About the Author:
Dr. Renae Lapin, LMFT shares her expertise with readers of Picture this Post from the lens of a trauma specialist, drawing from her forty-year career as a Family Therapist. She has helped thousands of individuals and families achieve their goals towards a more satisfying life with greater fulfillment in relationships and less stress in navigating day to day life. Taking her expertise out of the therapy room and into her written reviews for Picture This Post, Dr. Renae aims to challenge you to think differently, inspire you to feel differently and support you in taking new actions as you move forward in your life.
Traveling is one of Dr. Renae’s greatest passions, having visited almost all of the fifty states in the US and several dozen countries. She also enjoys hiking in National Parks as well as exploring city and rural culture, history, architecture and art.
Dr. Renae Lapin, LMFT currently maintains a private therapy practice in Boca Raton, Florida. See her teen
advice column: “ASK DR RENAE” published monthly in The Parklander Magazine. For more information

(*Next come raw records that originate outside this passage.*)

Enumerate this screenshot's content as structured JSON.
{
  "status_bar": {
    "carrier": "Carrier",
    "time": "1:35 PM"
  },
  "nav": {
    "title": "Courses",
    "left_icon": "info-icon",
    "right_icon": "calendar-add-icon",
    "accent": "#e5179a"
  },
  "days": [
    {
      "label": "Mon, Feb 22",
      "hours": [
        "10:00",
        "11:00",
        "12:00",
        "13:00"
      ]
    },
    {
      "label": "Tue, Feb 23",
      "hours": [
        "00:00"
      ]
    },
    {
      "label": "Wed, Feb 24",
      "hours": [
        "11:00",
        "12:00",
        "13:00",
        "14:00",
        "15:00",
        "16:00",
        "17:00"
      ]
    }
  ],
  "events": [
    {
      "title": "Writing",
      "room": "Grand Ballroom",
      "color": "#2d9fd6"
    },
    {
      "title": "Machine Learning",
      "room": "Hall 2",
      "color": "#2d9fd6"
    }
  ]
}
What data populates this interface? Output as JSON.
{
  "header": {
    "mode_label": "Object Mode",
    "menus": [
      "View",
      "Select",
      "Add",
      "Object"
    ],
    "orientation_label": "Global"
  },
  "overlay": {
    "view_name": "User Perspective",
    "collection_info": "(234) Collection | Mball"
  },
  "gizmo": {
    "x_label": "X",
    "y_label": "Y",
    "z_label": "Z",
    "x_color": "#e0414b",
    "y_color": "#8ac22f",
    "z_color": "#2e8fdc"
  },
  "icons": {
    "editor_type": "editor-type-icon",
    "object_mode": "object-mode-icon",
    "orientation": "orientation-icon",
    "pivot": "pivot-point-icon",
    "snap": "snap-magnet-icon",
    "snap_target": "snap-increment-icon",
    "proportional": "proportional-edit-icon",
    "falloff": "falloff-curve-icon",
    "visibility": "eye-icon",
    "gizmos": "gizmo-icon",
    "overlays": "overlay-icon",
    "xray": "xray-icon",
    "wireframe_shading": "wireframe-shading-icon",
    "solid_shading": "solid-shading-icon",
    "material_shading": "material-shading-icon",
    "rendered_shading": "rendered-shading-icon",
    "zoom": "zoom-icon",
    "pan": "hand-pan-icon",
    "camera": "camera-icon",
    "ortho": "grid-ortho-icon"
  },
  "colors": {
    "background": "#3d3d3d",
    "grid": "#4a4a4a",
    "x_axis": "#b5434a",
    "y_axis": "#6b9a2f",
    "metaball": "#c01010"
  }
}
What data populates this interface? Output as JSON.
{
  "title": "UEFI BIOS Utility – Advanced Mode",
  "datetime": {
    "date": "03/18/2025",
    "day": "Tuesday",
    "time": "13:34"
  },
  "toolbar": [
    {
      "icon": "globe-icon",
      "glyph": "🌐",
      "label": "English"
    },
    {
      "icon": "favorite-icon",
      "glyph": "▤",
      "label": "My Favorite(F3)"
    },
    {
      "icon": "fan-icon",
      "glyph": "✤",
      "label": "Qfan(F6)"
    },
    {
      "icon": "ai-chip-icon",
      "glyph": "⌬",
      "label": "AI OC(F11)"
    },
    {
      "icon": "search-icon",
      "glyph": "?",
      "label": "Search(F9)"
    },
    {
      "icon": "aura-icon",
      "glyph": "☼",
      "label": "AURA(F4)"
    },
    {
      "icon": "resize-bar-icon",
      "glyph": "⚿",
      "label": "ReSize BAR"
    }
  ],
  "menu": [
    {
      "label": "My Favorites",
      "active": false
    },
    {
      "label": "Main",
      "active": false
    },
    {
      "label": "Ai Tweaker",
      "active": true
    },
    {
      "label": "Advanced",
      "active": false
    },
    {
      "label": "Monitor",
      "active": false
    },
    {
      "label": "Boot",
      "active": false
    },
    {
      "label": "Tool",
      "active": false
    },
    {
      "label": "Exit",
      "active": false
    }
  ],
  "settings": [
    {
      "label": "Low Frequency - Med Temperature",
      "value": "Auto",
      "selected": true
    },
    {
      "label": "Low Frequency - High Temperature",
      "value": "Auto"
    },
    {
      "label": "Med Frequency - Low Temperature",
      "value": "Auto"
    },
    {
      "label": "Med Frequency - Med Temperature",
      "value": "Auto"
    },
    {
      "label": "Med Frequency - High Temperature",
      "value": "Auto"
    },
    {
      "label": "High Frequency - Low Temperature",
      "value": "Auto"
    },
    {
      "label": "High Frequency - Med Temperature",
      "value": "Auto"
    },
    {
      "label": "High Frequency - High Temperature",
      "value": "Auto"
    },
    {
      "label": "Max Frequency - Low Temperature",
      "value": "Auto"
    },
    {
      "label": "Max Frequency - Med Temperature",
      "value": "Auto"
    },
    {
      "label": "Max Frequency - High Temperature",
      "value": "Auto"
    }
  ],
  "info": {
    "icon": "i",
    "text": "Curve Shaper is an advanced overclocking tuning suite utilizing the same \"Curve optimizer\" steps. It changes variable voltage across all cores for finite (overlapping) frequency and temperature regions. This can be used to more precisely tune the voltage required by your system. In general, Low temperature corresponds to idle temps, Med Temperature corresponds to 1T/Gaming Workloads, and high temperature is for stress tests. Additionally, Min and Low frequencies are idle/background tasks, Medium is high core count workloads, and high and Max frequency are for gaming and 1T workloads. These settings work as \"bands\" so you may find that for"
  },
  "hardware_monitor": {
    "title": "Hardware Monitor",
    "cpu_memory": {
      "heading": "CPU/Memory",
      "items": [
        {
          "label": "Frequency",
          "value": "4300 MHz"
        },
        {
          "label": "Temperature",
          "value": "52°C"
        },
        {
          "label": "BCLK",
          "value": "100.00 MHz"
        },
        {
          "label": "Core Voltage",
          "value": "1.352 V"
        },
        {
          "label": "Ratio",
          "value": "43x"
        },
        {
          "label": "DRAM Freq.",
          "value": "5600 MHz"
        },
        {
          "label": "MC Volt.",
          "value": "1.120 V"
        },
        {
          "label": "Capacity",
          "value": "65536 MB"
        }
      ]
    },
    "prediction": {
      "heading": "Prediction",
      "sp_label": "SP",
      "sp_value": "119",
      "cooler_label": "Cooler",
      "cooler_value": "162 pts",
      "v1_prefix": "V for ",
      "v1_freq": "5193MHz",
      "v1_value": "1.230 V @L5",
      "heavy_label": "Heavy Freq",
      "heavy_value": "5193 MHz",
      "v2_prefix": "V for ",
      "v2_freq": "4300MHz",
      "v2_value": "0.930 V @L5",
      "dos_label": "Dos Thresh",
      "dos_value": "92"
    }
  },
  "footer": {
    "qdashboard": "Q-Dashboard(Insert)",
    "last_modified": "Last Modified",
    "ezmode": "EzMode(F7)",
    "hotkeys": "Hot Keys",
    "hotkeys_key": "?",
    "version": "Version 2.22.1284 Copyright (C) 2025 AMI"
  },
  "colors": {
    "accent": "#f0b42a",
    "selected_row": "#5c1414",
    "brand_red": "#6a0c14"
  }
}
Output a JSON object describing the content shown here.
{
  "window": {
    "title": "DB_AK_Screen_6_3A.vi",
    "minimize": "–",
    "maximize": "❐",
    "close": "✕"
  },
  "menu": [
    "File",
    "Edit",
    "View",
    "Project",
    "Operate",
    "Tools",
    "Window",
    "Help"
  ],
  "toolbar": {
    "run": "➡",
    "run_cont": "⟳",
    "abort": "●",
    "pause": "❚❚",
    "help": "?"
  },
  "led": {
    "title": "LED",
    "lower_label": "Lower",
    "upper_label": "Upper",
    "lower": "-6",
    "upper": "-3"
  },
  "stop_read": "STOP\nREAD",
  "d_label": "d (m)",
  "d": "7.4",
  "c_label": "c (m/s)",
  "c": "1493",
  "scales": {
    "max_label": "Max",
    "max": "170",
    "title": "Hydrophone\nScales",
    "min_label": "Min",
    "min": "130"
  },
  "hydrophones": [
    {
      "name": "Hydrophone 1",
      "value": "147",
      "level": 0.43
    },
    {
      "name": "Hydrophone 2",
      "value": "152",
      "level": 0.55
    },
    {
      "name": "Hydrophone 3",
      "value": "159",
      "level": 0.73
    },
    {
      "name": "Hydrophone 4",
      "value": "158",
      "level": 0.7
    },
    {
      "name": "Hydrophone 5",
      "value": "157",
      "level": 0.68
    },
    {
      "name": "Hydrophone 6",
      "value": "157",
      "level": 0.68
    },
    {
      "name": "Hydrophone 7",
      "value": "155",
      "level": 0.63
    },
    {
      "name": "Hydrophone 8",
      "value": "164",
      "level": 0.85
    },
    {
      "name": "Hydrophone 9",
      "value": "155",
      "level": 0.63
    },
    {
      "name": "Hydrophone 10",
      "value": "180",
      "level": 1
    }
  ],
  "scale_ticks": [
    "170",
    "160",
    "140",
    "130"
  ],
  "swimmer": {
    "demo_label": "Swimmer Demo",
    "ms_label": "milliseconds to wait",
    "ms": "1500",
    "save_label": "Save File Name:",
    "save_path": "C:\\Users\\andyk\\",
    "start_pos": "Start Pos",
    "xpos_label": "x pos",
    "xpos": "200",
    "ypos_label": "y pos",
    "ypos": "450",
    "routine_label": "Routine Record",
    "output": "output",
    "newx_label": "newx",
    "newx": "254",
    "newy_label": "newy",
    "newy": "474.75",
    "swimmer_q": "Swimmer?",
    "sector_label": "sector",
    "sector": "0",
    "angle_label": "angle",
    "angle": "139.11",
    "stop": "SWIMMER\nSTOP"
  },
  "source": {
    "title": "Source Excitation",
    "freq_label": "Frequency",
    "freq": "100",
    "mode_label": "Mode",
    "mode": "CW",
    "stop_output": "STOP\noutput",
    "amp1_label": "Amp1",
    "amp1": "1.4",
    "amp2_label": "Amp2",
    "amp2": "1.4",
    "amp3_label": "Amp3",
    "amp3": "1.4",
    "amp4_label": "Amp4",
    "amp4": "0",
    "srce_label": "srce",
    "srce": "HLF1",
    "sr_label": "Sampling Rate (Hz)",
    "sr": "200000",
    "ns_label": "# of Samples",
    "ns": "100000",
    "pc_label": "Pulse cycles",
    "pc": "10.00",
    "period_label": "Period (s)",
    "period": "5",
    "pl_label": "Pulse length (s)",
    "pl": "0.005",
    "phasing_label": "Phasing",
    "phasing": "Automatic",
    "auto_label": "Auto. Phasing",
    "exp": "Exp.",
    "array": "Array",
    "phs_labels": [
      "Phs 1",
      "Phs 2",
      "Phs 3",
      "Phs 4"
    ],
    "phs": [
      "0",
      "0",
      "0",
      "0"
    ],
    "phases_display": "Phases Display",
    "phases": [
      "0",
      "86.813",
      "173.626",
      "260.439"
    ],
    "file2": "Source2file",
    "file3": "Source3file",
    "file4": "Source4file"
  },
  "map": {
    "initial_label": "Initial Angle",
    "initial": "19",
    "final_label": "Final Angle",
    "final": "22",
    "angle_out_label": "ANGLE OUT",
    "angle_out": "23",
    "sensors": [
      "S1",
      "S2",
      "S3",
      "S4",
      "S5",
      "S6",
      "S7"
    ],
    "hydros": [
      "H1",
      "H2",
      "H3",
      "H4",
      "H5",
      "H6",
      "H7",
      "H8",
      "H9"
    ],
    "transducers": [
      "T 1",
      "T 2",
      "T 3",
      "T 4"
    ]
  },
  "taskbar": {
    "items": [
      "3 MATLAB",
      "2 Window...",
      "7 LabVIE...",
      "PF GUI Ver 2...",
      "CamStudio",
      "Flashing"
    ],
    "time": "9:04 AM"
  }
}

about Dr. Renae, view her business facebook @ASKDRRENAE and website Askdrrenae